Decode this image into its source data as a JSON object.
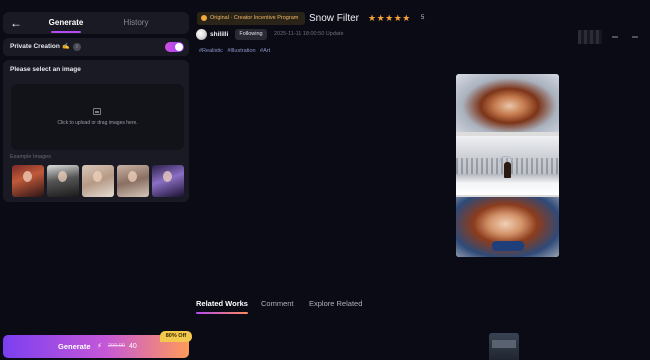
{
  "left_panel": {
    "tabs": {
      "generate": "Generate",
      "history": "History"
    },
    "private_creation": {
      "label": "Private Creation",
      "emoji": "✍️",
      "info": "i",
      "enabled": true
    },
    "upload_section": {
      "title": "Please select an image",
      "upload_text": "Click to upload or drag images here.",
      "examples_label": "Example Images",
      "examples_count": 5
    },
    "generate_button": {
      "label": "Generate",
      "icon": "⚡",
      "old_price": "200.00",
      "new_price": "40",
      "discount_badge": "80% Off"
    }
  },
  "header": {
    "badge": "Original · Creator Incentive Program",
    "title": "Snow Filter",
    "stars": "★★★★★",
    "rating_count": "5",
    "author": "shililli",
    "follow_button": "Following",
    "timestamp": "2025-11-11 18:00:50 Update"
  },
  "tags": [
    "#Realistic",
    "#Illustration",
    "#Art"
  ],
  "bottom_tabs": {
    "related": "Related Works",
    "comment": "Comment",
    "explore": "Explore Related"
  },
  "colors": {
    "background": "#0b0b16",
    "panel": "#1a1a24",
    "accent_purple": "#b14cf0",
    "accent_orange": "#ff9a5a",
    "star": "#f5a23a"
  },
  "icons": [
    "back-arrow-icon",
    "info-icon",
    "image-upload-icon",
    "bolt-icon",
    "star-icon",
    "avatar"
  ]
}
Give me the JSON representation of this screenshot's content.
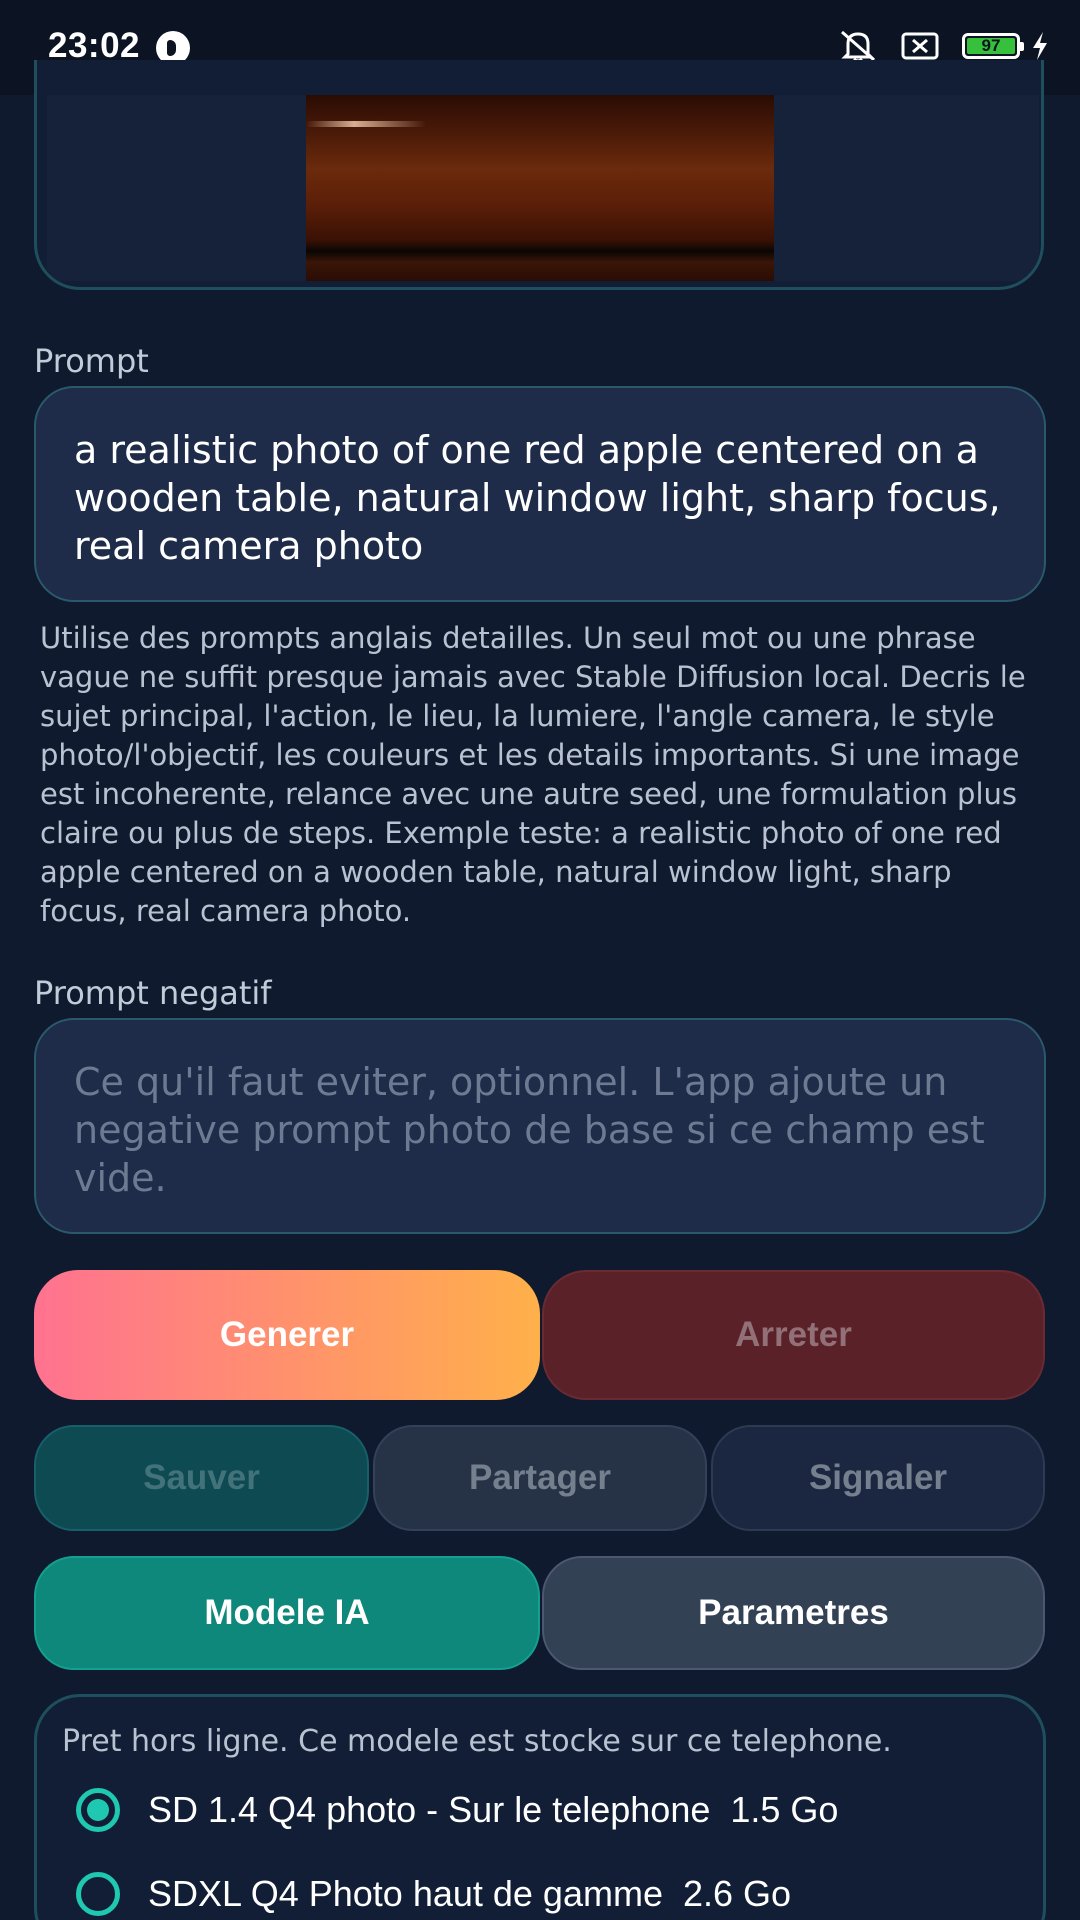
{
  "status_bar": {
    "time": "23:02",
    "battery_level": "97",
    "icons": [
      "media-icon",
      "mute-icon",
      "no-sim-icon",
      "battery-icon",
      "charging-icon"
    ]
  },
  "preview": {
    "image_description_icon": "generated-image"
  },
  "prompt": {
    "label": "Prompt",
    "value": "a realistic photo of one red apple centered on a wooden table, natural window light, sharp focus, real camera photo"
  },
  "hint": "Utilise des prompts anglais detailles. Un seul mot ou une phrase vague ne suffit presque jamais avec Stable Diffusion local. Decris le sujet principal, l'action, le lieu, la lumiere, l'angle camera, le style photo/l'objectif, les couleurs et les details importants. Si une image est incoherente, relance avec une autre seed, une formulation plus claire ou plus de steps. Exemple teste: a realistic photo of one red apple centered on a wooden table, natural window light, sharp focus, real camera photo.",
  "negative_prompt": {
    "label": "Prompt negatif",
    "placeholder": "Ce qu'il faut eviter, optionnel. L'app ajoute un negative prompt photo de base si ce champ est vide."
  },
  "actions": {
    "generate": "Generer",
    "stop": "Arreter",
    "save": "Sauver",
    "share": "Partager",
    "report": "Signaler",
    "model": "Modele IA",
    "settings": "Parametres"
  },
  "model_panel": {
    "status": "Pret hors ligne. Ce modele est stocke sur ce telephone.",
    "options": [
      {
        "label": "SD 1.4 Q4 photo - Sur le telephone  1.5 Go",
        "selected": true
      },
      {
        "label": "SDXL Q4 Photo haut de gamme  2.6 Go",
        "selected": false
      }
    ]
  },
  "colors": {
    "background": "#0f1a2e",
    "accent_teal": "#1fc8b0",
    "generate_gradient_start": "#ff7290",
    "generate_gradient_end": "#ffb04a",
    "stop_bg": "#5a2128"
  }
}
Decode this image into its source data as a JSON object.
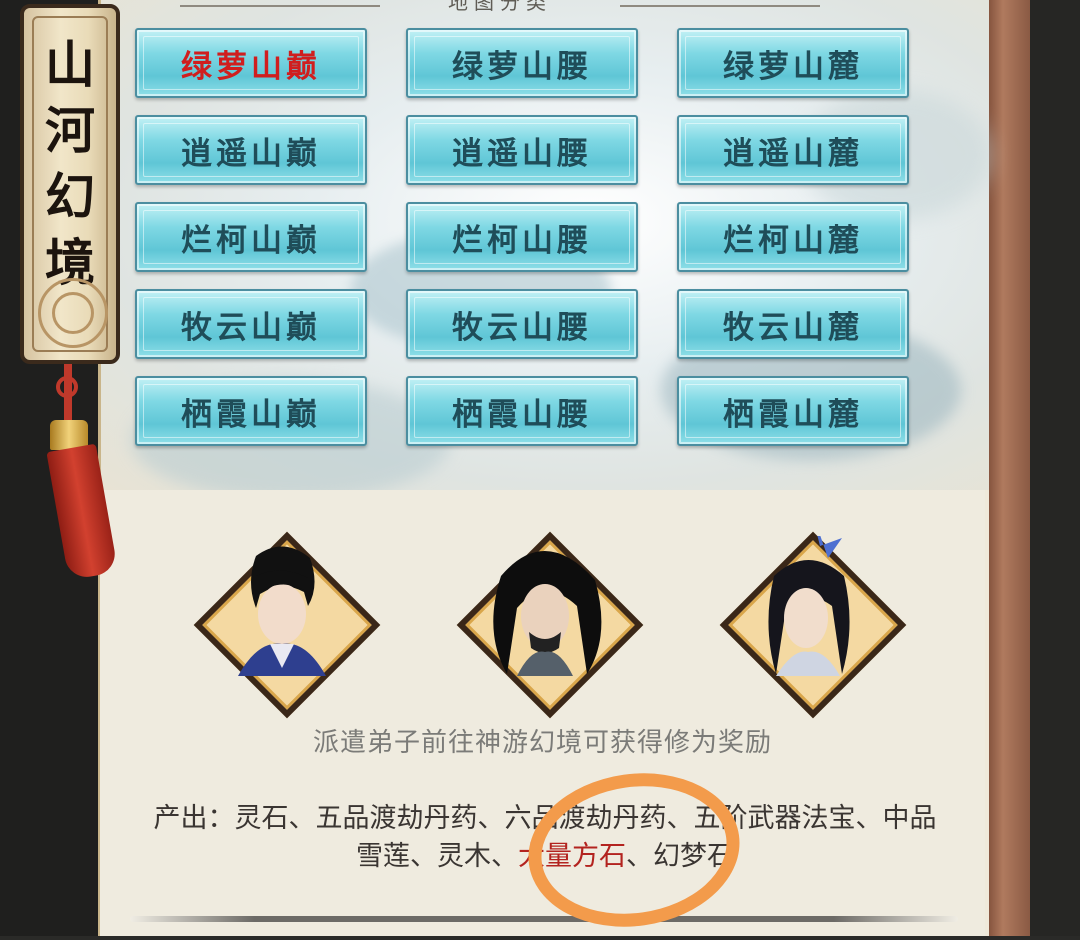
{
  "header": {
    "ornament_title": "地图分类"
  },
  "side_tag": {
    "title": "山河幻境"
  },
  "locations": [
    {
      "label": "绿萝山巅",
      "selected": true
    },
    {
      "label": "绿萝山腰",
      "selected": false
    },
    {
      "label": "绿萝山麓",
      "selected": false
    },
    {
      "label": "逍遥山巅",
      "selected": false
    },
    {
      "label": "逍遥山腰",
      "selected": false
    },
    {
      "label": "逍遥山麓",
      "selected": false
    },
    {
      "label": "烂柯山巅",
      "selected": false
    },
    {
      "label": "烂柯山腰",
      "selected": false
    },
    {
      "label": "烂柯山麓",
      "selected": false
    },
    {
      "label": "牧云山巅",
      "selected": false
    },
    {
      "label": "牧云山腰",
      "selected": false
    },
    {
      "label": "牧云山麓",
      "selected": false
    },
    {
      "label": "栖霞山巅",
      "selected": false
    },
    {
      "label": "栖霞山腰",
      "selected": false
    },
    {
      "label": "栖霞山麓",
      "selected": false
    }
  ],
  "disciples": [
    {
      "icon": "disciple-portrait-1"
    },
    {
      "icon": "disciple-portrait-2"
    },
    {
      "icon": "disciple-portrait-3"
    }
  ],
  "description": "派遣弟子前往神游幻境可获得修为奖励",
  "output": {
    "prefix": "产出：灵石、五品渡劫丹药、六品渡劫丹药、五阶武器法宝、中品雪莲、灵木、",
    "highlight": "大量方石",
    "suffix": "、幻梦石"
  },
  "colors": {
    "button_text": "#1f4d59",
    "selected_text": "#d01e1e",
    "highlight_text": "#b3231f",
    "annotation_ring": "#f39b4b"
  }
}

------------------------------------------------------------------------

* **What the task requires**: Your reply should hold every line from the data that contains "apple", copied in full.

* **Task output**:
    "value": "a realistic photo of one red apple centered on a wooden table, natural window light, sharp focus, real camera photo"
  "hint": "Utilise des prompts anglais detailles. Un seul mot ou une phrase vague ne suffit presque jamais avec Stable Diffusion local. Decris le sujet principal, l'action, le lieu, la lumiere, l'angle camera, le style photo/l'objectif, les couleurs et les details importants. Si une image est incoherente, relance avec une autre seed, une formulation plus claire ou plus de steps. Exemple teste: a realistic photo of one red apple centered on a wooden table, natural window light, sharp focus, real camera photo.",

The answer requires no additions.